Pastor Merle Mees uses a Rapid Response Team which delivers to the visitors door a personal note and some cookies immediately following the morning worship even before they arrive home. Included is a personal letter from the pastor along with information on the church, plus any specific information they requested and a First Impression Survey on a postage-paid, self-addressed card which states, Westerns Hills wants to serve you better, so would you please give us your opinion? What did you notice first? What did you like best? What did you like least? Thanks for your input! About 50 percent of the cards are returned (Appel 55).

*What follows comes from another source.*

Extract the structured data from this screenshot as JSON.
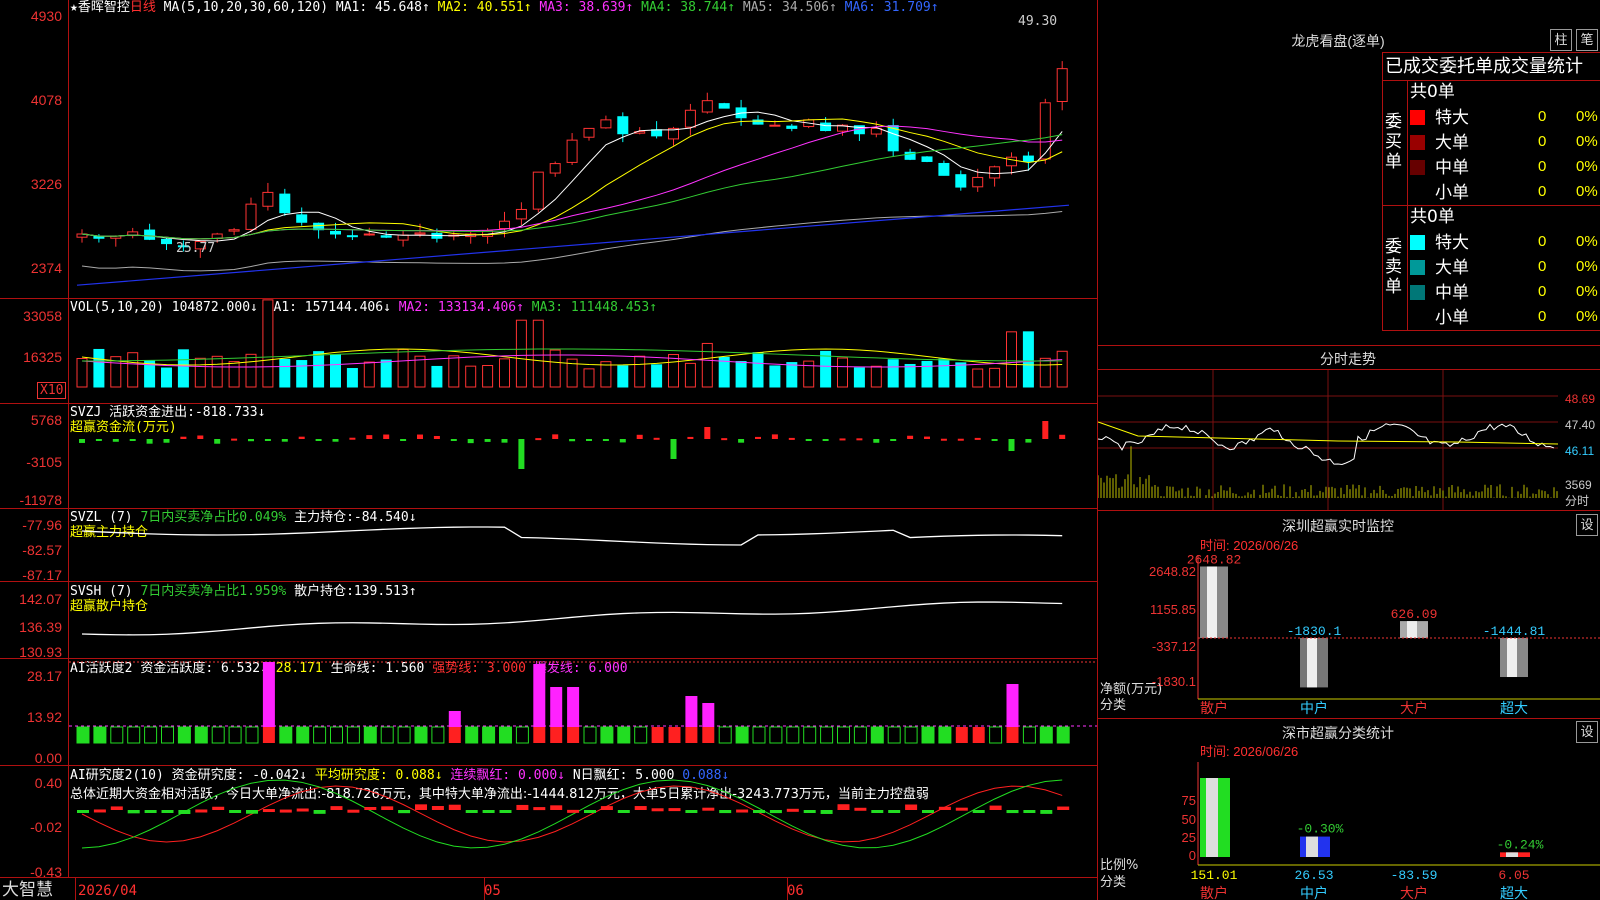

Pastor Jim Tomberlin offers several creative ideas for high quality welcoming and follow-up of guests. Visitors entering the church find a Welcome Center staffed by friendly, helpful volunteers who answer questions and give directions. The Welcome Center also has plenty of literature explaining each of the church’s ministries. As a special gift, the church provides complimentary cappuccino, latte, and donuts for guests. For visitor follow-up, the church delivers love loaves (freshly baked bread) to the home of those who filled out a guest card.
Welcome Callers also phone guests following their visit, thanking them for attending and offering to answer any of their questions. In the follow-up welcome letter, guests are invited to a Newcomers Dessert where they can meet the pastoral staff and spouses. The church also offers a class for newcomers called Discovery Class (Appel 56).
Ernest Thomas proposes that, Sponsors, or Shepherds, are the best single assurance of good assimilation for those received into the Christian fellowship (19). A sponsorship program involves assigning a member family with a new member family for three months to a year. During that time the long-term member family will pray for the new family, personally get acquainted and seek to involve them in congregational activities (Heck 42; Thomas Ways 19).
On the audiocassette, Assimilating Visitors into the Life of Your Church, Logan explains that sponsors need to be positive people who can help newcomers develop relationships, provide information, and make introductions. They don’t have to personally provide the long-term relationships; rather they connect members and newcomers.
Church Size and Tracking
In creating an assimilation plan experts remind pastors to tailor their approach to their specific church based on two major factors, the cultural context and the size of the congregation. Many larger churches are adding assimilation pastors as part of their staff (Oswald 5-17; Martin Issachar 124, 133; Miller Friendliness 1-2). For any size church, however, an important part of a successful assimilation plan is to establish a system to track the participation and follow-up of newcomers during their first six months to one year (Logan Beyond 116; Martin Issachar 133; Wilkinson 54).
Again, Wesley demonstrated his genius for organization by creating a simple but thorough record-keeping process that monitored the multitude of groups and the tens of thousands of individuals who had joined his Methodist societies. The record-keeping process was an essential ingredient to the proper functioning of the group system (Henderson 144).
From: www.crosswalk.com web site. January 2010
This article may not be written by an Apostolic author, but it contains many excellent principles and concepts that can be adapted to most churches. As the old saying goes, Eat the meat. Throw away the bones.